Friday, August 14, 2009

Locus Coeruleus

The locus coeruleus is a cluster of neurons in the brainstem which physiologically responds to stress and panic. The locus coeruleus is situated within the dorsal wall of the rostral pons in the lateral floor of the fourth ventricle. It is composed of medium-size neurons. The locus coeruleus gets inputs from other brain regions, primarily: medial prefrontal cortex; nucleus paragigantocellularis,integrates autonomic and environmental stimuli; nucleus prepositus hypoglossi; and lateral hypothalamus, which releases orexin, which is excitatory in the locus coeruleus.

The locus coeruleus is activated by stress, and will respond by increasing norepinephrine secretion, which in turn will increase cognitive function through the prefrontal cortex, increase motivation, activate the hypothalamic-pituitary-adrenal axis, and increase the sympathetic discharge/inhibit parasympathetic tone (through the brainstem).

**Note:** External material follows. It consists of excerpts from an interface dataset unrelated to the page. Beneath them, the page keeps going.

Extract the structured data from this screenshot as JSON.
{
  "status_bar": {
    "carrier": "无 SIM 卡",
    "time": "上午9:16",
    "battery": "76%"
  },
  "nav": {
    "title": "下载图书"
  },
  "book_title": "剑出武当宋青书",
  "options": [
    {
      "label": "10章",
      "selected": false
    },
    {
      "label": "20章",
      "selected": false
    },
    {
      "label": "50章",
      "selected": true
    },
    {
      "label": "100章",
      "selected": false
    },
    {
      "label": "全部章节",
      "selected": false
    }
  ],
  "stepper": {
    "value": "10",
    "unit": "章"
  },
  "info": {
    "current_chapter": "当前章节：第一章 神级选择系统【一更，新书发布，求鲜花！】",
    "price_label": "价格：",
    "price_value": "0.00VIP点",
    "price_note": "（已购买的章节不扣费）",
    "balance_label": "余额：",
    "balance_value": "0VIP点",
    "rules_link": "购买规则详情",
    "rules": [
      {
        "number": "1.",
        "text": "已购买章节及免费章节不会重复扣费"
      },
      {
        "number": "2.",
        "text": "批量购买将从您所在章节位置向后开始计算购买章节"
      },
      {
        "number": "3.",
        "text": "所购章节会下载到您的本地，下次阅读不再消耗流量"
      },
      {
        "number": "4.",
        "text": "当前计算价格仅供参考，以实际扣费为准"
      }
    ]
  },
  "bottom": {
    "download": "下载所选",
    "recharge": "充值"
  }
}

The locus coeruleus gained prominence in the 1960s when new anatomical approaches revealed it to be the major source of norepinephrine (NE) in brain with projections throughout most central nervous system (CNS) regions, including the cerebral cortex, hippocampus, thalamus, midbrain, brainstem, cerebellum, and spinal cord. The locus coeruleus is densely innervated by fibers that contain opiates, glutamate, gamma-aminobutyric acid,serotonin, epinephrine, and the newly discovered peptide orexin/hypocretin. The sources of these various inputs have not been fully elucidated, though some major inputs have been identified.